In Consider Phlebas, the Culture seem to be spreading throughout the Milky Way, but having very little to do with other civilizations. The Idiran war seems to be forcing the culture to reevaluate their stance on galactic diplomacy.

Fast forward to the events of The Player Of Games, the Culture is trying to steer the Azadian empire into breakdown and reform. In Use Of Weapons, Cheradenine Zakalwe and Diziet Sma are exclusively tasked with intervening in less advanced civilizations, to guide them into a more peaceful path.

I'm looking for evidence that supports or contradicts my theory that the Culture interfered with other civilizations to a greater extent after the Idiran war.

  • 4
    “The Culture never interferes in other societies?” Lededje said, trying to sound scornful. It was one of the few things she could recall having heard about the Culture back in Sichult ... it didn’t use money and it was ruled by its giant robot ships that interfered in other civilisations. ... “Good grief, yes, we’re interfering all the time,” the avatar admitted. “But it’s all carefully thought out, long-term managed and there’s always got to be some strategic goal that’ll benefit the people being interfered with.” - Surface Detail
    – Valorum
    Jun 26, 2021 at 8:42

1 Answer 1


This question seems to be founded on a mistaken impression of the Culture in the Consider Phlebas era. Interfering in other cultures is something the Culture has always done; that's what Contact Section and especially Special Circumstances are for.

The only desire the Culture could not satisfy from within itself was one common to both the descendants of its original human stock and the machines they had (at however great a remove) brought into being: the urge not to feel useless. The Culture's sole justification for the relatively unworried, hedonistic life its population enjoyed was its good works; the secular evangelism of the Contact Section, not simply finding, cataloguing, investigating and analysing other, less advanced civilisations but - where the circumstances appeared to Contact to justify so doing - actually interfering (overtly or covertly) in the historical processes of those other cultures.

With a sort of apologetic smugness, Contact - and therefore the Culture - could prove statistically that such careful and benign use of 'the technology of compassion' (to use a phrase in vogue at the time) did work, in the sense that the techniques it had developed to influence a civilisation's progress did significantly improve the quality of life of its members, without harming that society as a whole by its very contact with a more advanced culture.

Faced with a religiously inspired society determined to extend its influence over every technologically inferior civilisation in its path regardless of either the initial toll of conquest or the subsequent attrition of occupation, Contact could either disengage and admit defeat - so giving the lie not simply to its own reason for existence but to the only justificatory action which allowed the pampered, self-consciously fortunate people of the Culture to enjoy their lives with a clear conscience - or it could fight

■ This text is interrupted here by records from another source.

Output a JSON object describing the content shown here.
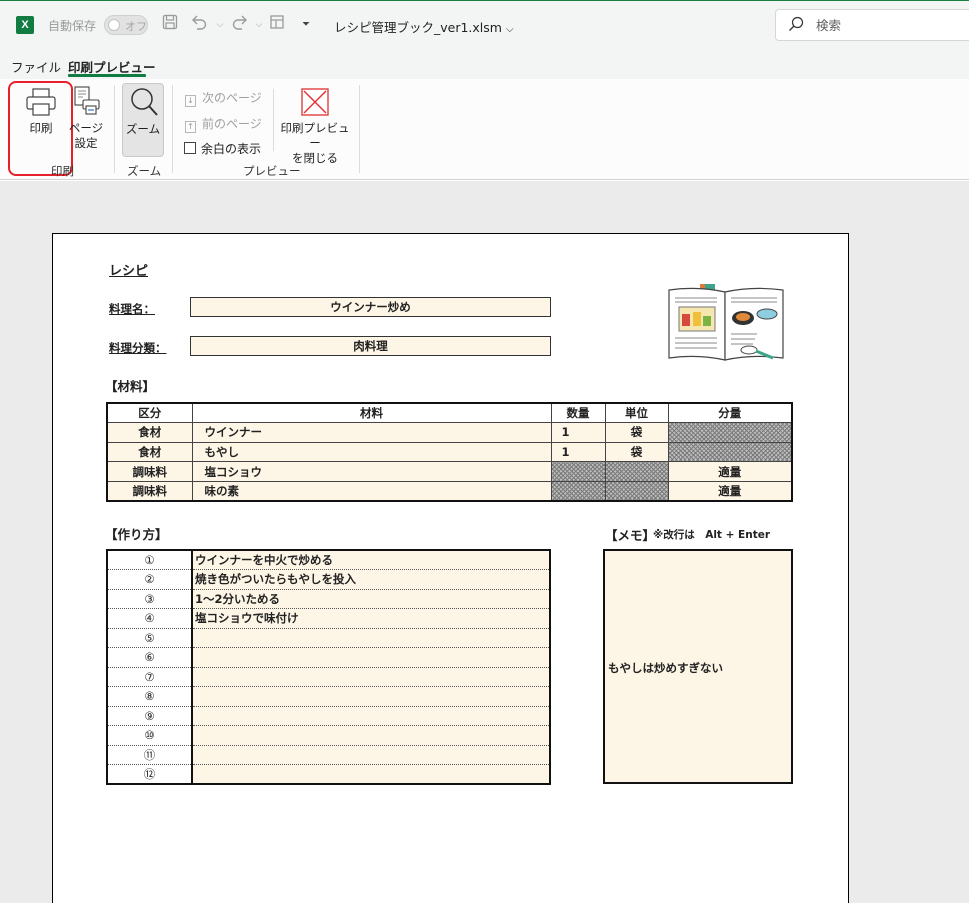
{
  "titlebar": {
    "app_logo": "X",
    "autosave_label": "自動保存",
    "autosave_state": "オフ",
    "filename": "レシピ管理ブック_ver1.xlsm",
    "search_placeholder": "検索"
  },
  "menu_tabs": [
    {
      "label": "ファイル"
    },
    {
      "label": "印刷プレビュー"
    }
  ],
  "ribbon": {
    "print_label": "印刷",
    "page_setup_label": "ページ\n設定",
    "zoom_label": "ズーム",
    "next_page_label": "次のページ",
    "prev_page_label": "前のページ",
    "show_margins_label": "余白の表示",
    "close_preview_label": "印刷プレビュー\nを閉じる",
    "groups": {
      "print": "印刷",
      "zoom": "ズーム",
      "preview": "プレビュー"
    }
  },
  "sheet": {
    "title": "レシピ",
    "dish_name_label": "料理名：",
    "dish_name_value": "ウインナー炒め",
    "category_label": "料理分類：",
    "category_value": "肉料理",
    "ingredients_heading": "【材料】",
    "ingredients_headers": [
      "区分",
      "材料",
      "数量",
      "単位",
      "分量"
    ],
    "ingredients_rows": [
      {
        "kubun": "食材",
        "zairyo": "ウインナー",
        "suryo": "1",
        "tani": "袋",
        "bunryo": ""
      },
      {
        "kubun": "食材",
        "zairyo": "もやし",
        "suryo": "1",
        "tani": "袋",
        "bunryo": ""
      },
      {
        "kubun": "調味料",
        "zairyo": "塩コショウ",
        "suryo": "",
        "tani": "",
        "bunryo": "適量"
      },
      {
        "kubun": "調味料",
        "zairyo": "味の素",
        "suryo": "",
        "tani": "",
        "bunryo": "適量"
      }
    ],
    "steps_heading": "【作り方】",
    "steps": [
      {
        "num": "①",
        "text": "ウインナーを中火で炒める"
      },
      {
        "num": "②",
        "text": "焼き色がついたらもやしを投入"
      },
      {
        "num": "③",
        "text": "1～2分いためる"
      },
      {
        "num": "④",
        "text": "塩コショウで味付け"
      },
      {
        "num": "⑤",
        "text": ""
      },
      {
        "num": "⑥",
        "text": ""
      },
      {
        "num": "⑦",
        "text": ""
      },
      {
        "num": "⑧",
        "text": ""
      },
      {
        "num": "⑨",
        "text": ""
      },
      {
        "num": "⑩",
        "text": ""
      },
      {
        "num": "⑪",
        "text": ""
      },
      {
        "num": "⑫",
        "text": ""
      }
    ],
    "memo_heading": "【メモ】",
    "memo_note": "※改行は　Alt + Enter",
    "memo_text": "もやしは炒めすぎない"
  },
  "colors": {
    "excel_green": "#107c41",
    "cell_fill": "#fdf5e6",
    "highlight_red": "#e8202a"
  }
}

Consider Phlebas, "Reasons: the Culture"

  • 1
    The question isn't whether they interfere, it's whether after the Idirans stopped being a threat to the Culture, whether they used this as carte blanche to interfere more.
    – Valorum
    Nov 19, 2021 at 19:12
  • 1
    @Valorum It was never the Idirans they were worried about when interfering; it was only the HLI/Elder/Sublimed civilizations they had to keep on the good side of. Would it help if I added additional material to the effect that the Culture only cared about the Idirans because the Idirans could prevent/undo their good works?
    – DavidW
    Nov 19, 2021 at 19:18
  • The Idiran war was fought on (amongst other ground) the fact that the Culture was meddlesome. It's not clear whether, having won the war, they decided to meddle more or relaxed and actually meddled less.
    – Valorum
    Nov 19, 2021 at 19:19
  • To use an imperfect analogy, it's like you're growing a crop. A nearby river floods, threatening to destroy your fields. After you have saved the fields from the flood, do you grow more because of the flood? No, that wouldn't be the reason.
    – DavidW
    Nov 19, 2021 at 19:19
  • 1
    It was clear that the Idiran War was mutually started. The Idirans largely considered that they were already at war and that the formal start of proceedings was merely paperwork; "The war, long before it was finally declared, was regarded by the Idiran high command as a continuation of the permanent hostilities demanded by theological and disciplinary colonization, involving a quantitative and qualitative escalation of armed conflict of only a limited degree to cope with the relatively equivalent technological expertise of the Culture."
    – Valorum
    Nov 19, 2021 at 19:33

Your Answer

By clicking “Post Your Answer”, you agree to our terms of service and acknowledge you have read our privacy policy.

Not the answer you're looking for? Browse other questions tagged or ask your own question.